I'm going to let you in on a secret that confounds even long time users of Samba. The file at /etc/samba/smb.conf is not the samba configuration file. It's a file that the local administrator of the box ( you ! ) uses to add to or override the default settings of samba. There is no "file" that contains the default settings there is only a way to see the defaults by running a command. Let's take "encrypt passwords" as an example.
Originally Posted by pgradone
By running the following command you can see that the default setting of Samba has that parameter set to Yes:
Unless you have encountered a bug somewhere during the install the standard smb.conf file has no affect on this state of this parameter. This command will show you the affect of the default smb.conf on that default setting
testparm -sv /dev/null | grep "encrypt passwords"
You will notice that there isn't even a mention of "encrypt passwords" in the output. You can even add it to the file ( set to yes ) and testparm will still show it missing since adding it has no affect on the default settings.
testparm -s | grep "encrypt passwords"

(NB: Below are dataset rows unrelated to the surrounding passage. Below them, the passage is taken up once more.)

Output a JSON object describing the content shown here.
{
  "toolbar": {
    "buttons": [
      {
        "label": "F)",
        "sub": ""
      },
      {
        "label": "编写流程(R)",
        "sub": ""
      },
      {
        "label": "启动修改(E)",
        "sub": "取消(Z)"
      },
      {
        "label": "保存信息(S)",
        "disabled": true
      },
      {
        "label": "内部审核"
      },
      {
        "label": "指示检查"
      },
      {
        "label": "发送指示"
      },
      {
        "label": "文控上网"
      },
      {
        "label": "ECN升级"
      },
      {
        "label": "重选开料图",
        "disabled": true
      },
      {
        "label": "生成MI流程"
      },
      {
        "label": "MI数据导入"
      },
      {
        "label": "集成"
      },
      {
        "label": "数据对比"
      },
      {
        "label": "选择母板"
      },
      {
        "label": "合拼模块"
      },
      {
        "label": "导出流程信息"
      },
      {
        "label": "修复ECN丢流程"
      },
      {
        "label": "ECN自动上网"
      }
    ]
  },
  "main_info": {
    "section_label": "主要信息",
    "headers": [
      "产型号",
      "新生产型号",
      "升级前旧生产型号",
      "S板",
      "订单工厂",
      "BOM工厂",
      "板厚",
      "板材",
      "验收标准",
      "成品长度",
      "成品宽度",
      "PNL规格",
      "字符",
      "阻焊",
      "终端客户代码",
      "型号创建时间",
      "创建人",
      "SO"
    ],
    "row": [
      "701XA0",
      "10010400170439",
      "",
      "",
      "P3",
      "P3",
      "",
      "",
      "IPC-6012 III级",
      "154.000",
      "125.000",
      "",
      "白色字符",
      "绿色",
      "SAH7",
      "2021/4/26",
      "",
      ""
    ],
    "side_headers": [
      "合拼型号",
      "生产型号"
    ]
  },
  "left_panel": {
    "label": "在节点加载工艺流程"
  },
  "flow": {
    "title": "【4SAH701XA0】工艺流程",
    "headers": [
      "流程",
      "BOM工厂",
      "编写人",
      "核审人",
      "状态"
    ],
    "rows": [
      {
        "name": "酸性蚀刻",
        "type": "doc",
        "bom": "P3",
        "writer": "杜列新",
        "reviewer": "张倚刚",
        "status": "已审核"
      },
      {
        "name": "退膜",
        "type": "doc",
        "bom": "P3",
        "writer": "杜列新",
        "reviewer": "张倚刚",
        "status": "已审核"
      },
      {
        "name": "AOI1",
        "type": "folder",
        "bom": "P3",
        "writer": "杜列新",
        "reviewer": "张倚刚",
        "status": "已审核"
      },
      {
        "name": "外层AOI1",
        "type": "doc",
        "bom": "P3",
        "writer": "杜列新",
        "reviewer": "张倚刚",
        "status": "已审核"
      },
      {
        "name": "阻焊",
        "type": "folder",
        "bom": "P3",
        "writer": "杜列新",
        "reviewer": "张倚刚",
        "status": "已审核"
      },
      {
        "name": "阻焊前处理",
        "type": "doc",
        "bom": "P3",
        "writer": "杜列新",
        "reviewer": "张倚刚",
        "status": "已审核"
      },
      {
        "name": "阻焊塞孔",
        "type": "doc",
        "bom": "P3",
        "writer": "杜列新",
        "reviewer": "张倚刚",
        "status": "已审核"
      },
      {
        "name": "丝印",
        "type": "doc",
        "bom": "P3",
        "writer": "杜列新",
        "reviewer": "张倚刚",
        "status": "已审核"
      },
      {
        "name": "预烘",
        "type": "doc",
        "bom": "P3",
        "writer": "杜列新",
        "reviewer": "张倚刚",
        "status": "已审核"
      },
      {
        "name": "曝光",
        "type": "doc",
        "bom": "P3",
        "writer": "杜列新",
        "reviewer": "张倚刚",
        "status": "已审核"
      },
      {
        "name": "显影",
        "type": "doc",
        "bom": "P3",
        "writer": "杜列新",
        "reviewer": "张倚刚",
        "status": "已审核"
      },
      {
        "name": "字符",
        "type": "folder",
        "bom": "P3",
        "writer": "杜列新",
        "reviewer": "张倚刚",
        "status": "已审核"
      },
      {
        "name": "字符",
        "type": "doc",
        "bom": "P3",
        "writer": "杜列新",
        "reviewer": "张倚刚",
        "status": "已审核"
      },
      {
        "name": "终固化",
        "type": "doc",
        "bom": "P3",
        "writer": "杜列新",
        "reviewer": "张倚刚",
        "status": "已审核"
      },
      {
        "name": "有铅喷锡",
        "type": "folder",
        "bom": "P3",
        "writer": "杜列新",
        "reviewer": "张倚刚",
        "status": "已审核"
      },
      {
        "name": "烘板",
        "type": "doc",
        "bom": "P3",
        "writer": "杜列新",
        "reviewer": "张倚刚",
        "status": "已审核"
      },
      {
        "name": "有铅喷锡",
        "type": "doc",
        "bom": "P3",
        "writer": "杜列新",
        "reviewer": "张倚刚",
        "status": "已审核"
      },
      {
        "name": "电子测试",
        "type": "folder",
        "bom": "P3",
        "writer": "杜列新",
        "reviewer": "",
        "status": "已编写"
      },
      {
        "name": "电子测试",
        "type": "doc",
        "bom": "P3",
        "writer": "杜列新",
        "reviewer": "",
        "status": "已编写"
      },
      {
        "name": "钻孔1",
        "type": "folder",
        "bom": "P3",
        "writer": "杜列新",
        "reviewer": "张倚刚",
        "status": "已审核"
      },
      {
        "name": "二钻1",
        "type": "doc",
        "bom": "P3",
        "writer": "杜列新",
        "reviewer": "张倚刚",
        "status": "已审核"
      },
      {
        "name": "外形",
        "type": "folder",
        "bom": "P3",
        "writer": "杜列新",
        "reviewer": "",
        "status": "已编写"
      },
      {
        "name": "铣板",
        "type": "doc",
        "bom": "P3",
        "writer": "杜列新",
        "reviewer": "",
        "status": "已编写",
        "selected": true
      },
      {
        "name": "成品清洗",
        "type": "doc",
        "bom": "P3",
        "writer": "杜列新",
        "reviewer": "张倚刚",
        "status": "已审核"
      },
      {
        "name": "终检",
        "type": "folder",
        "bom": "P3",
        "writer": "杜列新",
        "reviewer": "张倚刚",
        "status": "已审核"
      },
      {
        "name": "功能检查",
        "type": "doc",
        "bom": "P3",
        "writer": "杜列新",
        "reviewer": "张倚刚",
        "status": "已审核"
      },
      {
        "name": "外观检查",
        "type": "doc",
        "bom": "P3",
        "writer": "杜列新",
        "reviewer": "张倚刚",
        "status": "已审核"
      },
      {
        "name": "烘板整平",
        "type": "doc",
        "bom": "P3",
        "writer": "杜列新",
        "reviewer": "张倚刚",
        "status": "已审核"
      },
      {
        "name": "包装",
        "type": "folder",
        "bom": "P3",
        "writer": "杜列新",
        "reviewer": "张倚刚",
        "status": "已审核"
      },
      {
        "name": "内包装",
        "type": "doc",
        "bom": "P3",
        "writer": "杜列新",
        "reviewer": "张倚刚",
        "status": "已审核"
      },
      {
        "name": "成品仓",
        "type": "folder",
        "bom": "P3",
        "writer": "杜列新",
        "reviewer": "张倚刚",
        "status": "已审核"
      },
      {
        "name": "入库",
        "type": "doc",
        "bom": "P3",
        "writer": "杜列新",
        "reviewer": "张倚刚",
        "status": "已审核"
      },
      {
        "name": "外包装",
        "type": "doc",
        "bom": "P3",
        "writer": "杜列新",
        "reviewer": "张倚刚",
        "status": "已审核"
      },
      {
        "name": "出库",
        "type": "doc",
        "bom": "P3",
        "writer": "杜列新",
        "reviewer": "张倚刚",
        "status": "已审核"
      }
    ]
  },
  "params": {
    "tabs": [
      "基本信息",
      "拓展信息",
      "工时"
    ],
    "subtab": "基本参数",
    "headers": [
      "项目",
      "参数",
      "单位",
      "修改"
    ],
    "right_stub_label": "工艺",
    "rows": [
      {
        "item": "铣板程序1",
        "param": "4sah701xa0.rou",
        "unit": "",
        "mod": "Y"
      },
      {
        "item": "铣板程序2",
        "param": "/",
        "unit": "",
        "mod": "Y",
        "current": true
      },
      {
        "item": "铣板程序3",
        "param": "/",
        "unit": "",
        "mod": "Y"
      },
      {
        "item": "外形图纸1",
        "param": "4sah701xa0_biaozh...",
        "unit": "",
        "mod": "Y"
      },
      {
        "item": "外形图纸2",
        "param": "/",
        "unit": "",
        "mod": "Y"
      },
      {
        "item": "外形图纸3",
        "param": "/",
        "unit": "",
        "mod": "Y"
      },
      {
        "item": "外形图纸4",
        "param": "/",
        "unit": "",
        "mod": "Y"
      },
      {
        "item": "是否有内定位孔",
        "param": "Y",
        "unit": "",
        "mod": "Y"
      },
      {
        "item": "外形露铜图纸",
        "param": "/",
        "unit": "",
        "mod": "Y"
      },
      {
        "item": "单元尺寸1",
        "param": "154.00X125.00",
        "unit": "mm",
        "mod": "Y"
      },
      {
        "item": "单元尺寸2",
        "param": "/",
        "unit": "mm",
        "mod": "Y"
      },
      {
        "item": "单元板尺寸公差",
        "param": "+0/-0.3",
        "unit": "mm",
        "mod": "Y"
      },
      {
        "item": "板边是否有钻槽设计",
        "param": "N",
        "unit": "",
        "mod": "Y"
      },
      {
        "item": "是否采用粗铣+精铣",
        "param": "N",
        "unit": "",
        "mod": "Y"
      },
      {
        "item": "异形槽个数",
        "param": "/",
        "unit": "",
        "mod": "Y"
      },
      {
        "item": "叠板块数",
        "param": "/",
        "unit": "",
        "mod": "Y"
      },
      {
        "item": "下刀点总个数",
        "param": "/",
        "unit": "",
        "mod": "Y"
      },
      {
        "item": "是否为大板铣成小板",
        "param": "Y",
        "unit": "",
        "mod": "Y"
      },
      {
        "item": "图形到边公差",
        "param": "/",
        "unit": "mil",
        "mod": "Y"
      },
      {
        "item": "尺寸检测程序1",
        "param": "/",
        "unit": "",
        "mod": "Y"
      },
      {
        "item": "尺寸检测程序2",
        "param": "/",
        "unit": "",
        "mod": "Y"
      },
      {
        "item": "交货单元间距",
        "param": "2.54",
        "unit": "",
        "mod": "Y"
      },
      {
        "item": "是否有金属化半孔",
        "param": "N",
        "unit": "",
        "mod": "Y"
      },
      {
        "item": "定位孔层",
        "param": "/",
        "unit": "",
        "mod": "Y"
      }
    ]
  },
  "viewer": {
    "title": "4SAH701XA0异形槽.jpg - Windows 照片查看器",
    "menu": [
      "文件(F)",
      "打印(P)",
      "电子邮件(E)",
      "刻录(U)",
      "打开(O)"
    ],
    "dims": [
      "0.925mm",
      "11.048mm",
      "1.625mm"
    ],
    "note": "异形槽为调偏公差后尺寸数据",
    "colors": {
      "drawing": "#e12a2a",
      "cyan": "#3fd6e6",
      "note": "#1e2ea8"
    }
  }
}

The file at /usr/share/samba/smb.conf is another matter and comes from the samba-common package. It doesn't come from Ubuntu it comes from the Samba factory. Why it has encrypt passwords set to No is a mystery but it's not Ubuntu's doing it's Samba's.